Fantastic Fest 2020 Review: BLOODTHIRSTY Lacks Its Titular Desire
This year there has been no slow-down of low budget, singular Indie horror films set in an isolated cabin, holiday home or retreat surrounded by the elements. Bloodthirsty does nothing to differentiate itself, this is a watchable yet uncompelling feature from Director Amelia Moses.
The focus is on vegan (important) Indie pop wunderkind Grey (Lauren Beatty), and the transformation she feels is required to ensure her next album does not flop. Grey, along with semi-suffering girlfriend Charlie (Katharine King So) shack up with music producer Vaughn (Greg Bryk) and his creepy housekeeper Vera (Judith Buchan) in a remote and snow-swept studio in the woods, which conveniently has a junk yard nearby.
The specific process to record the sophomore album and unleash her true potential boils down to manipulation on Vaugn’s part, but there is a specific connection between the two that is more than raw charisma. Something initially unexplainable that puts them on the same wavelength and it is not long before Grey ditches her hallucination medication due to his suggestion that it is holding her back. Is he just referring to her music career, or something far more sinister?
The interesting dynamic between Grey and Vaughn mostly works; before his notorious past is revealed he is already cast as an enigmatic villain, a tortured artist that if played up could have been more memorable. The songs the pair compose and which Grey half-performs sell the scene in the impressive recording studio. This is because actor Lauren Beatty is also a singer. Original songs are by Lowell but do they match the ferocity of the inevitable horror that is conveyed? While the repetition of each performed line effectively demonstrates the exhaustion and pressure of the creative process, sacrifice and suffering for art, the tone of the track does not vibe with the primal horror central to the film, which is alluded to in the transgressive opening shot.

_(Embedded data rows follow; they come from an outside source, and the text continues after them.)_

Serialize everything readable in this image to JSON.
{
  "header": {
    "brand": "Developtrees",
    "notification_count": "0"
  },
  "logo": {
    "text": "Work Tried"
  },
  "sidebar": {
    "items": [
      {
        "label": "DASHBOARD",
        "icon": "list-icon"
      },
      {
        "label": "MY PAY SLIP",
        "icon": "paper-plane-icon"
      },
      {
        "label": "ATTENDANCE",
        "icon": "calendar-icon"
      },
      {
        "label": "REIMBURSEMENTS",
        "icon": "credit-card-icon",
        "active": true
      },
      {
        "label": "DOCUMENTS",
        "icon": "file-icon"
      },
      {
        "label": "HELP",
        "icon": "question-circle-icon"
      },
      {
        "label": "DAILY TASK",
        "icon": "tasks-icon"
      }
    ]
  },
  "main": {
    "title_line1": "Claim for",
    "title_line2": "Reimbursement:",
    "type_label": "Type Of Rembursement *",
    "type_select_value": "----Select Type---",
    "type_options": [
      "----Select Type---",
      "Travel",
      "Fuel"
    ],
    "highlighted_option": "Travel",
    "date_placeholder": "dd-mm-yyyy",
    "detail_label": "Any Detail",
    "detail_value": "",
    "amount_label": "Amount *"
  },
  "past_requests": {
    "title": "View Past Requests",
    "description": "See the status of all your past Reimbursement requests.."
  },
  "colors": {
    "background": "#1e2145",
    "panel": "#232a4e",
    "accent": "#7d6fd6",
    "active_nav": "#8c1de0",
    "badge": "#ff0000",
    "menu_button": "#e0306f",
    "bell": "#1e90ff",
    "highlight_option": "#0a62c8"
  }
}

Grey’s ambition clashes with girlfriend Charlie’s caring nature, but their awkward romantic chemistry and low key lesbian drama is hard to get invested in. The first twenty minutes are middling conversations and mild foreshadowing that is presented too dully to feel any tension. It is clear why the first scene in Bloodthirsty is the most dynamic and violent but it barely maintains the intrigue until the blood starts flowing again much later.
While the themes grasp at something interesting enough to elevate this creature feature, the execution leaves a lot to be desired. Questionable cinematography frames characters poorly and kills the immersion. The majority of the horror is off-screen, possibly due to the budget but the setup is still flat, with artless composition both in the transformation and the violence. Ideas of conflicting values, Grey’s veganism and the transgressive act of eating meat can be mused upon, but this additional theme is merely window dressing. Further the actual act of transformation that Grey undergoes is arguably the key sequence for this horror genre; films of this ilk live and die on the way the transformation is depicted, and this is unfortunately a weak one.
It is no surprise Director Amelia Moses is releasing another horror title with the same lead in the same year. Her next feature Bleed With Me also concerns the need for blood, and is shockingly set in an isolated cabin, hopefully there are some lessons learned. Flashes of originality and catchy indie piano pop aside (the mournful crooning of the lead stuck in my head), Bloodthirsty does a little with very little. Its ideas and themes are frequently undone by its middling stilted conversation, dour tone, technical incompetence and ultra minimalist horror tropes.
Bloodthirsty premiered at Fantastic Fest October 1st. Visit the official site for more information.